Stephen Rex Brown
No more bumping elbows with the person next to you while gobbling noodles. The new location of Rai Rai Ken is open and roughly double the size of the previous space just a couple doors down on East 10th Street between First and Second Avenues.
Acting manager Yo Katsuse said that the restaurant was in soft-opening mode, and that the official opening date is April 29. “We need to get used to operating in a place this size,” said Mr. Katsuse, 35.
The previous location, which has now closed, only had room for 15 seats at the counter facing the kitchen. The new Rai Rai Ken still has a counter — a feature popular with many customers, Mr. Katsuse said — but also has tables for larger groups. All told, the place can seat 31 people. Read more…
Tomorrow, a public hearing by the Landmarks Preservation Commission will determine the future of East 10th Street along Tompkins Square Park. Over the weekend, The Local spoke with Andrew Berman, the executive director of the Greenwich Village Society for Historic Preservation, about the history of the strip.
293 East 10th Street
G.V.S.H.P. 293 East 10th Street
This building, like a lot of buildings in the East Village, shows in a very material way the evolution of the neighborhood from a place of single-family homes for the merchant class to the locus of immigration to New York City. It was built at the corner of East 10th and Avenue A in 1845 for James French, a boot-maker.
Only five years later it was sold to a gentleman named Joshua Varian and a Haraim Chandler leased it from him. Chandler lived with seven other families. This building very quickly became a multi-family home, or a tenement. By the late 1890s it was owned by Charles J. Smith, whose name still appears on the top left-hand side of the building. The top floor of the building was probably added by Smith as part of the tenementi-zation of it.

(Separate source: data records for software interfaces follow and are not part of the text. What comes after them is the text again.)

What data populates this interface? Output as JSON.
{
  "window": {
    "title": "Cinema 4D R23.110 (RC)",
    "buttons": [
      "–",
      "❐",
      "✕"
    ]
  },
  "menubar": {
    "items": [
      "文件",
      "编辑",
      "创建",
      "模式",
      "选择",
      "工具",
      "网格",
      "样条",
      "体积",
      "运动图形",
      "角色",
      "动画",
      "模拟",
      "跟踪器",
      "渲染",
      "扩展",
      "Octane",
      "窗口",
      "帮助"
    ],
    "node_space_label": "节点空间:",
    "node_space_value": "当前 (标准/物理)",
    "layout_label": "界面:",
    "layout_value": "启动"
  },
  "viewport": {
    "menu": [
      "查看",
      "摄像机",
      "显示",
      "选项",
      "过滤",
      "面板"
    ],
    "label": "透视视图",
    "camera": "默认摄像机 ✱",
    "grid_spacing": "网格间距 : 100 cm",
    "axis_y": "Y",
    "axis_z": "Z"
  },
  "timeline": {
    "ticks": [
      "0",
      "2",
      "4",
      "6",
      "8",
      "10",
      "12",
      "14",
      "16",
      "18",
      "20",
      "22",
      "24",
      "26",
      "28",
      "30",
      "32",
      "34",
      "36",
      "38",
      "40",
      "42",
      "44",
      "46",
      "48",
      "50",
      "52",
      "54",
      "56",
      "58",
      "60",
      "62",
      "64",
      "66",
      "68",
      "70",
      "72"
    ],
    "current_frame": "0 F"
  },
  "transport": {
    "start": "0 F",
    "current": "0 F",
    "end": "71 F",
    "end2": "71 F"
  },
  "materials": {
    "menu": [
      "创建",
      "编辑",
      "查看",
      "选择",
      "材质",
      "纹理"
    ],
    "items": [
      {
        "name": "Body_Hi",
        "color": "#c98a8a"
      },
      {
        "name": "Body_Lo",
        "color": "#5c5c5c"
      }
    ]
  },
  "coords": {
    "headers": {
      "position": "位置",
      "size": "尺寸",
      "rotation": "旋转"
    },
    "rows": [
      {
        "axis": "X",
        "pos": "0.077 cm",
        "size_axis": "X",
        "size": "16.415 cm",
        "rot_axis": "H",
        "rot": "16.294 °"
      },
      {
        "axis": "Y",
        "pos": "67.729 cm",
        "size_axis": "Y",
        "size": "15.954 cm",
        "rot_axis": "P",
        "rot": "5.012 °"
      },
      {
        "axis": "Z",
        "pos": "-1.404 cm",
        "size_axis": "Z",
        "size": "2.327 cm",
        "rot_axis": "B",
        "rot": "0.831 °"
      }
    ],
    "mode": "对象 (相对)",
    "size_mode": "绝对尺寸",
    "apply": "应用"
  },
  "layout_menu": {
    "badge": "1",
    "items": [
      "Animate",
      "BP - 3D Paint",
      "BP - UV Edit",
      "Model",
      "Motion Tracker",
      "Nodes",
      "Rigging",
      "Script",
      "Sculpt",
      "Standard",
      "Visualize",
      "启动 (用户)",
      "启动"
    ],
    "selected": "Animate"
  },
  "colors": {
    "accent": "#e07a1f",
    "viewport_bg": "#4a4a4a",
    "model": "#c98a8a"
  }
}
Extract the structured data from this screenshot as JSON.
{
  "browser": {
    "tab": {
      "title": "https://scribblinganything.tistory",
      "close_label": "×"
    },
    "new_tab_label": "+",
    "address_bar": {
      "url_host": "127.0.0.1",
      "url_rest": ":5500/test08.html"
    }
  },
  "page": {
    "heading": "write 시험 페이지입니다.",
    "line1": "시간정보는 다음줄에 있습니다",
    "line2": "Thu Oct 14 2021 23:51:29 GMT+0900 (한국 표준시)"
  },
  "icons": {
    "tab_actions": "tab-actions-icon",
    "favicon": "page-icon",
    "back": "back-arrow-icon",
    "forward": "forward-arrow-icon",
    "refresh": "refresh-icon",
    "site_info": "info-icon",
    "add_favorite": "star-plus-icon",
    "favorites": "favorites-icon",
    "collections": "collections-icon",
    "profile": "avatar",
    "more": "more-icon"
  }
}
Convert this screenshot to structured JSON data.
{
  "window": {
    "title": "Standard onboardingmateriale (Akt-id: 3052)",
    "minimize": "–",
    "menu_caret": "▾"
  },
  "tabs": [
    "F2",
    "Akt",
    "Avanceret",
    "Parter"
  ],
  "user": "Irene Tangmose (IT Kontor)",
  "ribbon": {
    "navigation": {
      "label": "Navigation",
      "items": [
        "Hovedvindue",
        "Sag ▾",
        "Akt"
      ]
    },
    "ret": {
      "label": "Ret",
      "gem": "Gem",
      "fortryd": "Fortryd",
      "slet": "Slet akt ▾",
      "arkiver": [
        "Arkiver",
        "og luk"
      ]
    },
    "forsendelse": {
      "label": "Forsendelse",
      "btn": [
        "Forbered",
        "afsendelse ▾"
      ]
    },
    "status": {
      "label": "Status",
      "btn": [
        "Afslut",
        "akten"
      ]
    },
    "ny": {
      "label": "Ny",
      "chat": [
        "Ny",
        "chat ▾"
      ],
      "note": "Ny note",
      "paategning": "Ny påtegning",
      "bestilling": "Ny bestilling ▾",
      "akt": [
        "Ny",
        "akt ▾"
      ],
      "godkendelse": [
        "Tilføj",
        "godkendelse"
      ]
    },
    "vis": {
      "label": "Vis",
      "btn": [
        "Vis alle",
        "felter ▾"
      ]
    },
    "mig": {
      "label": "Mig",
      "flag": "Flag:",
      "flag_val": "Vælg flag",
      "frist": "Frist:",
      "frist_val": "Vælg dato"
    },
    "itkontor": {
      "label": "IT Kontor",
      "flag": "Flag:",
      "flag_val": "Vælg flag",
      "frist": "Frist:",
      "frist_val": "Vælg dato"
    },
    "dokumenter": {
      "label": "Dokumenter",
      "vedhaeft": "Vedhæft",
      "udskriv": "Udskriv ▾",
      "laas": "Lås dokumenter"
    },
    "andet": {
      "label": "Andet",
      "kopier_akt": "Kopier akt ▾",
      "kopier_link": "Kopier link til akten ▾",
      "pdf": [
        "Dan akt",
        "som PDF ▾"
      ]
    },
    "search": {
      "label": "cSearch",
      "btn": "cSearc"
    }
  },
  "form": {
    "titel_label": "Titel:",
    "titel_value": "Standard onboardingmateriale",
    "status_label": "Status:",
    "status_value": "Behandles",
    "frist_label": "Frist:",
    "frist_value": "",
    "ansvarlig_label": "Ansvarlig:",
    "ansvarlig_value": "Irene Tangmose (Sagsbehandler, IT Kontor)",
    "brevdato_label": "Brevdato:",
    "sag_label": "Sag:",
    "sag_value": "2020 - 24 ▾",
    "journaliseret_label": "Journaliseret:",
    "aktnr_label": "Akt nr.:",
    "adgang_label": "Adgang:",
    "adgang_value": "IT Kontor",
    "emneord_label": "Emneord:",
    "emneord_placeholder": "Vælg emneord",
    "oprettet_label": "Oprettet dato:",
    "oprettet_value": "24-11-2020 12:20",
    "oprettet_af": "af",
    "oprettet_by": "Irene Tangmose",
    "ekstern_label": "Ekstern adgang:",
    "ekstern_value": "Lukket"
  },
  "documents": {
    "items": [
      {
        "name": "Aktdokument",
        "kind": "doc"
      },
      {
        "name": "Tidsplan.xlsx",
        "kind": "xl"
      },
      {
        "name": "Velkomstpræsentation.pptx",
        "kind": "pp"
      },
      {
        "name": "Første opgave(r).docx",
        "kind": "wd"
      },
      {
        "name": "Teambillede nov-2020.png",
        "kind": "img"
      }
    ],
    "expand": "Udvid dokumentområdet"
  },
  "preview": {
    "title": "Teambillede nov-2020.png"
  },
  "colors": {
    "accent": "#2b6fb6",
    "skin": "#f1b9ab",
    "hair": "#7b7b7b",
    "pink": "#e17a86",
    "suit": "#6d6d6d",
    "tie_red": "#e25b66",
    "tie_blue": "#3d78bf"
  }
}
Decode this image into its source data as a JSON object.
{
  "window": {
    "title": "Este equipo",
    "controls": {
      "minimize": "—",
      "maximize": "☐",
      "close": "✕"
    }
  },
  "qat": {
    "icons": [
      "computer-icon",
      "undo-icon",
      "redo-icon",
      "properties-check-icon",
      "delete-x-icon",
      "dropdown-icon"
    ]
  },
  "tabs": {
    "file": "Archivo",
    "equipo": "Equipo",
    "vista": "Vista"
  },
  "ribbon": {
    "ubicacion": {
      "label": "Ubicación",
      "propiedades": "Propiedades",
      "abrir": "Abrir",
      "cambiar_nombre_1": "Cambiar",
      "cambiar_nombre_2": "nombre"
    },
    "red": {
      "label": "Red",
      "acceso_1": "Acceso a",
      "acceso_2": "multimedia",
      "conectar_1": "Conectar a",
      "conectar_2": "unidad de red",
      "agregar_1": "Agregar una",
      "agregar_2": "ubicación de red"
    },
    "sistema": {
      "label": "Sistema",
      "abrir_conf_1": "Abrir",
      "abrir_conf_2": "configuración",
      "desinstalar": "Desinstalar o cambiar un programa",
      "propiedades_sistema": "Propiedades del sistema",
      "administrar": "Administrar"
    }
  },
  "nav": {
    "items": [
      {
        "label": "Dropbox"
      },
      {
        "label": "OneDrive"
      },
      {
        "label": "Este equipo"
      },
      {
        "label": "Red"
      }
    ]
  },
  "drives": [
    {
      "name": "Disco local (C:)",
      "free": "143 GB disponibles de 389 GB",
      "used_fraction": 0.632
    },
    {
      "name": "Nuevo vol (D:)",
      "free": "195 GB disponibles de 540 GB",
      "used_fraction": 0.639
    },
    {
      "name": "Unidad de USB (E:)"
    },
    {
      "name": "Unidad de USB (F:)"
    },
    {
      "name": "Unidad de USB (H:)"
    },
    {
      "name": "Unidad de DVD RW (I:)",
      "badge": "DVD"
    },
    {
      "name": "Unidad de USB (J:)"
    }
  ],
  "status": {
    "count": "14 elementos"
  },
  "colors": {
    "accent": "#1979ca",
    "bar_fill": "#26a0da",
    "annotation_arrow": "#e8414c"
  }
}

Interestingly, we know that Chandler worked for the N.Y.P.D. very early in its existence; it was only founded in 1845. Chandler worked as a detective and was injured during the 1863 draft riots. He died in 1881.
David Jarrett Details from a building within one of the two proposed districts.
A critical hearing regarding a proposed landmark district on East 10th Street has been expedited due to a controversial application for an addition to a building in the area, the Landmarks Preservation Commission revealed today.
Last week, the real estate magnate Ben Shaoul applied for an additional floor to 315 East 10th Street along Tompkins Square Park, which he had recently purchased. The rooftop addition, which would be a departure from the 26 buildings – most of which are four-story 19th- and 20th-century dwellings – that line the block, garnered the attention of the city Landmarks Preservation Commission.
“The reason we’re scheduling the date earlier than we planned is that the Department of Buildings notified the Commission’s staff this past Sunday that the owner of 315 East 10th Street had filed an application for a permit to construct a rooftop addition that could potentially affect the character of the proposed district,” wrote Elisabeth de Bourbon, a spokeswoman for the Commission. Read more…